The US Food and Drug Administration (FDA) are debating the creation of a pilot programme to evaluate the toxicology and quality of novel excipients.
Currently the FDA reviews excipients used in a medicinal product as part of a marketing application to determine whether they are safe for human use. However, they have not generally been reviewing the safety of new excipients outside the context of investigational new drug applications (IND), new drug applications (NDA), or biologics license applications (BLA).
Stakeholder have pushed the FDA to establish such a programme which allows submission and review of toxicological and quality data supporting the use of novel excipients in products outside of INDs, NDAs and BLAs. This is because some novel excipient could potentially provide public health benefits, such as improved drug delivery or use in abuse-deterrent opioid formulations.
An excipient is an ingredient intentionally added to a drug or biologic, that is not intended to have any therapeutic effect, but may improve product delivery and stability characteristics. Examples include fillers, extenders, emulsifiers, preservatives and solvents.
The FDA is seeking an improved understanding of novel excipients which do not have a well-established safety history, as well as the type of safety, chemistry, manufacturing and control data that should be submitted to the FDA for evaluation.

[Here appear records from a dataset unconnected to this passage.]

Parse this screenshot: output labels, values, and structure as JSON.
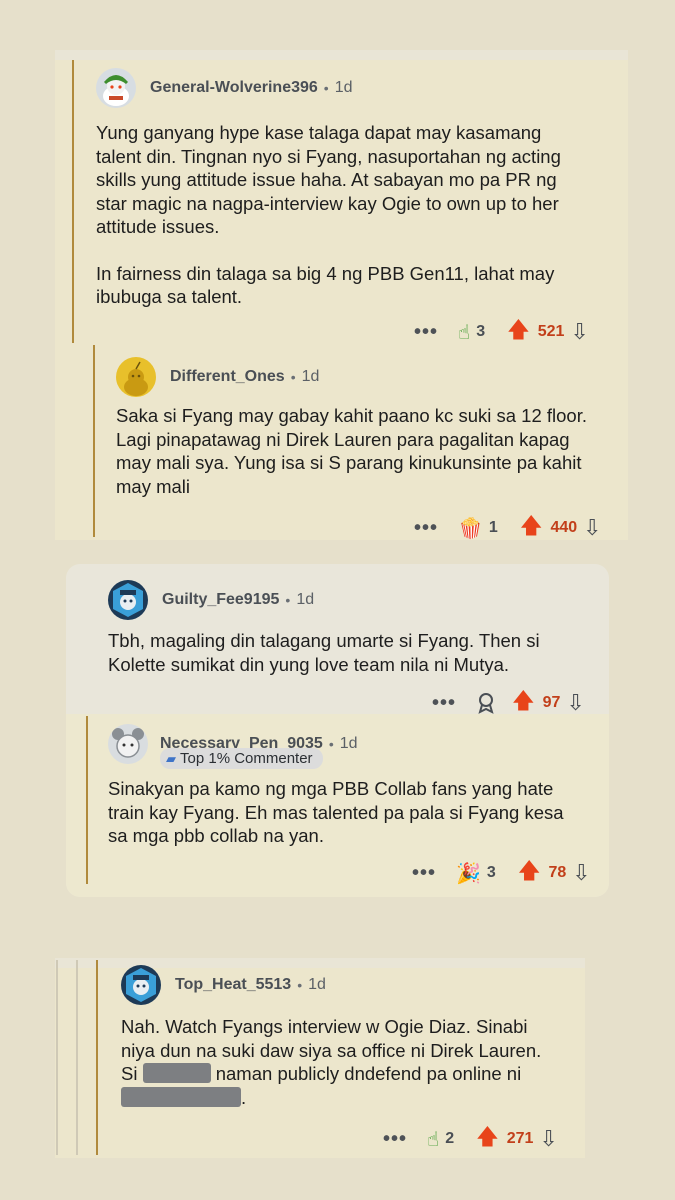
{
  "comments": [
    {
      "username": "General-Wolverine396",
      "age": "1d",
      "lines": [
        "Yung ganyang hype kase talaga dapat may kasamang",
        "talent din. Tingnan nyo si Fyang, nasuportahan ng acting",
        "skills yung attitude issue haha. At sabayan mo pa PR ng",
        "star magic na nagpa-interview kay Ogie to own up to her",
        "attitude issues."
      ],
      "lines2": [
        "In fairness din talaga sa big 4 ng PBB Gen11, lahat may",
        "ibubuga sa talent."
      ],
      "award_count": "3",
      "score": "521"
    },
    {
      "username": "Different_Ones",
      "age": "1d",
      "lines": [
        "Saka si Fyang may gabay kahit paano kc suki sa 12 floor.",
        "Lagi pinapatawag ni Direk Lauren para pagalitan kapag",
        "may mali sya. Yung isa si S parang kinukunsinte pa kahit",
        "may mali"
      ],
      "award_count": "1",
      "score": "440"
    },
    {
      "username": "Guilty_Fee9195",
      "age": "1d",
      "lines": [
        "Tbh, magaling din talagang umarte si Fyang. Then si",
        "Kolette sumikat din yung love team nila ni Mutya."
      ],
      "score": "97"
    },
    {
      "username": "Necessary_Pen_9035",
      "age": "1d",
      "badge": "Top 1% Commenter",
      "lines": [
        "Sinakyan pa kamo ng mga PBB Collab fans yang hate",
        "train kay Fyang. Eh mas talented pa pala si Fyang kesa",
        "sa mga pbb collab na yan."
      ],
      "award_count": "3",
      "score": "78"
    },
    {
      "username": "Top_Heat_5513",
      "age": "1d",
      "line1": "Nah. Watch Fyangs interview w Ogie Diaz. Sinabi",
      "line2": "niya dun na suki daw siya sa office ni Direk Lauren.",
      "line3a": "Si",
      "line3b": "naman publicly dndefend pa online ni",
      "line4": ".",
      "award_count": "2",
      "score": "271"
    }
  ],
  "ui": {
    "more_label": "•••",
    "dot": "•",
    "upvote_icon": "upvote-arrow",
    "downvote_icon": "downvote-arrow"
  },
  "colors": {
    "background": "#e6e0cb",
    "upvote": "#e8441a",
    "score": "#c23f1a",
    "thread_line": "#b08a3c"
  }
}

They expect that excipients which will be reviewed under this pilot will be added to the Inactive Ingredient Database once used in an approved formulations.
The FDA believes that this programme would encourage drug developers to include novel excipients with potential public health benefits in drug development, citing that many would currently avoid using them due to safety concerns raised by the FDA without the programme.
They are seeking information and comments on the proposed pilot detailed in this recent docket.